Please print the records below exactly as they are.

Excerpted records.
-.-.-

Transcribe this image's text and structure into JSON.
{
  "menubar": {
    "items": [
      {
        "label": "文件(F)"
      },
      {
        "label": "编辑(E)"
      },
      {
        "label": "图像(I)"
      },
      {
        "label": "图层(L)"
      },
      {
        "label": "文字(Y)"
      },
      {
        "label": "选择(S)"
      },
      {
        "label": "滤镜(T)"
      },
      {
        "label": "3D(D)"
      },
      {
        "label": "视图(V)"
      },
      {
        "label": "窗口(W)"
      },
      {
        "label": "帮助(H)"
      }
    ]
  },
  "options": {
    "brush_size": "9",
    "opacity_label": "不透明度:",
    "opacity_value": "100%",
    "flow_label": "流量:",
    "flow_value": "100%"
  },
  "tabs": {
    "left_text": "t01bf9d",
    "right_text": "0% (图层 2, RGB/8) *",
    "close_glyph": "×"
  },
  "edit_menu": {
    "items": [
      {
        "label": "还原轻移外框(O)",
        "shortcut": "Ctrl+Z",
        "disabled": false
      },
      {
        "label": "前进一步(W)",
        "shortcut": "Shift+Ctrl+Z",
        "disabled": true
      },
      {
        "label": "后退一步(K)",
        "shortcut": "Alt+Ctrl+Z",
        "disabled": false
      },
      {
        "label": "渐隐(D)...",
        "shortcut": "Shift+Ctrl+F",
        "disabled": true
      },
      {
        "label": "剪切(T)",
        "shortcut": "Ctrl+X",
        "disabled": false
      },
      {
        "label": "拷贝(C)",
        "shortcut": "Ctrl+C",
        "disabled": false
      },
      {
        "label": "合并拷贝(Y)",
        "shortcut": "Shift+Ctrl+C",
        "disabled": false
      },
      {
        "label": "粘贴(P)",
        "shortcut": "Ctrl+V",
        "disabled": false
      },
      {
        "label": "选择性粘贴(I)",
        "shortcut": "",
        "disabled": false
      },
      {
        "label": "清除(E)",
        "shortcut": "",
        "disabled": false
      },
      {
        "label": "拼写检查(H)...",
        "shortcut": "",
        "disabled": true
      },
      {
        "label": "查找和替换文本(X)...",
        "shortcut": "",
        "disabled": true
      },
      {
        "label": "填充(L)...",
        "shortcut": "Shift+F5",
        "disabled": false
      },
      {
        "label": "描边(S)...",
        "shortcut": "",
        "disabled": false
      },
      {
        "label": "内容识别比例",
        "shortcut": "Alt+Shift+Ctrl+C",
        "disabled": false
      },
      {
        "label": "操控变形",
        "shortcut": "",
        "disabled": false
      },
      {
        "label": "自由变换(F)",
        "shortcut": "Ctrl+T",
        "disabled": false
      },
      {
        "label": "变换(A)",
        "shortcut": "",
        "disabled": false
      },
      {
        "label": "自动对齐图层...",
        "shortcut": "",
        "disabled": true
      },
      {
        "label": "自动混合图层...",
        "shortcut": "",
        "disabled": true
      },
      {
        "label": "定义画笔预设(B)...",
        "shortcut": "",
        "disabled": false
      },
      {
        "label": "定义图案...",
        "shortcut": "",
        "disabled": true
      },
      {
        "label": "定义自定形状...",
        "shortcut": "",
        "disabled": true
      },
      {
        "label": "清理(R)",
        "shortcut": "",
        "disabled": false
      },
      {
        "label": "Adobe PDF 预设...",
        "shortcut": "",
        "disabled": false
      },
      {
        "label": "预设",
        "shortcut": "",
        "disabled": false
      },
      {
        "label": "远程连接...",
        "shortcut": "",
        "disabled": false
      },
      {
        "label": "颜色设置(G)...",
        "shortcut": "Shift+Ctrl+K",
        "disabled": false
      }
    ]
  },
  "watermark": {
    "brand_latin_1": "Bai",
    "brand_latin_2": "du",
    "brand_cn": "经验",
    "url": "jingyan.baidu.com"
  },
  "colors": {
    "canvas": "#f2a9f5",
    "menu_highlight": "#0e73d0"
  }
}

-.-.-

Written response.
Transcribe this image's text and structure into JSON.
{
  "menubar": {
    "items": [
      {
        "label": "文件(F)"
      },
      {
        "label": "编辑(E)"
      },
      {
        "label": "图像(I)"
      },
      {
        "label": "图层(L)"
      },
      {
        "label": "文字(Y)"
      },
      {
        "label": "选择(S)"
      },
      {
        "label": "滤镜(T)"
      },
      {
        "label": "3D(D)"
      },
      {
        "label": "视图(V)"
      },
      {
        "label": "窗口(W)"
      },
      {
        "label": "帮助(H)"
      }
    ]
  },
  "options": {
    "brush_size": "9",
    "opacity_label": "不透明度:",
    "opacity_value": "100%",
    "flow_label": "流量:",
    "flow_value": "100%"
  },
  "tabs": {
    "left_text": "t01bf9d",
    "right_text": "0% (图层 2, RGB/8) *",
    "close_glyph": "×"
  },
  "edit_menu": {
    "items": [
      {
        "label": "还原轻移外框(O)",
        "shortcut": "Ctrl+Z",
        "disabled": false
      },
      {
        "label": "前进一步(W)",
        "shortcut": "Shift+Ctrl+Z",
        "disabled": true
      },
      {
        "label": "后退一步(K)",
        "shortcut": "Alt+Ctrl+Z",
        "disabled": false
      },
      {
        "label": "渐隐(D)...",
        "shortcut": "Shift+Ctrl+F",
        "disabled": true
      },
      {
        "label": "剪切(T)",
        "shortcut": "Ctrl+X",
        "disabled": false
      },
      {
        "label": "拷贝(C)",
        "shortcut": "Ctrl+C",
        "disabled": false
      },
      {
        "label": "合并拷贝(Y)",
        "shortcut": "Shift+Ctrl+C",
        "disabled": false
      },
      {
        "label": "粘贴(P)",
        "shortcut": "Ctrl+V",
        "disabled": false
      },
      {
        "label": "选择性粘贴(I)",
        "shortcut": "",
        "disabled": false
      },
      {
        "label": "清除(E)",
        "shortcut": "",
        "disabled": false
      },
      {
        "label": "拼写检查(H)...",
        "shortcut": "",
        "disabled": true
      },
      {
        "label": "查找和替换文本(X)...",
        "shortcut": "",
        "disabled": true
      },
      {
        "label": "填充(L)...",
        "shortcut": "Shift+F5",
        "disabled": false
      },
      {
        "label": "描边(S)...",
        "shortcut": "",
        "disabled": false
      },
      {
        "label": "内容识别比例",
        "shortcut": "Alt+Shift+Ctrl+C",
        "disabled": false
      },
      {
        "label": "操控变形",
        "shortcut": "",
        "disabled": false
      },
      {
        "label": "自由变换(F)",
        "shortcut": "Ctrl+T",
        "disabled": false
      },
      {
        "label": "变换(A)",
        "shortcut": "",
        "disabled": false
      },
      {
        "label": "自动对齐图层...",
        "shortcut": "",
        "disabled": true
      },
      {
        "label": "自动混合图层...",
        "shortcut": "",
        "disabled": true
      },
      {
        "label": "定义画笔预设(B)...",
        "shortcut": "",
        "disabled": false
      },
      {
        "label": "定义图案...",
        "shortcut": "",
        "disabled": true
      },
      {
        "label": "定义自定形状...",
        "shortcut": "",
        "disabled": true
      },
      {
        "label": "清理(R)",
        "shortcut": "",
        "disabled": false
      },
      {
        "label": "Adobe PDF 预设...",
        "shortcut": "",
        "disabled": false
      },
      {
        "label": "预设",
        "shortcut": "",
        "disabled": false
      },
      {
        "label": "远程连接...",
        "shortcut": "",
        "disabled": false
      },
      {
        "label": "颜色设置(G)...",
        "shortcut": "Shift+Ctrl+K",
        "disabled": false
      }
    ]
  },
  "watermark": {
    "brand_latin_1": "Bai",
    "brand_latin_2": "du",
    "brand_cn": "经验",
    "url": "jingyan.baidu.com"
  },
  "colors": {
    "canvas": "#f2a9f5",
    "menu_highlight": "#0e73d0"
  }
}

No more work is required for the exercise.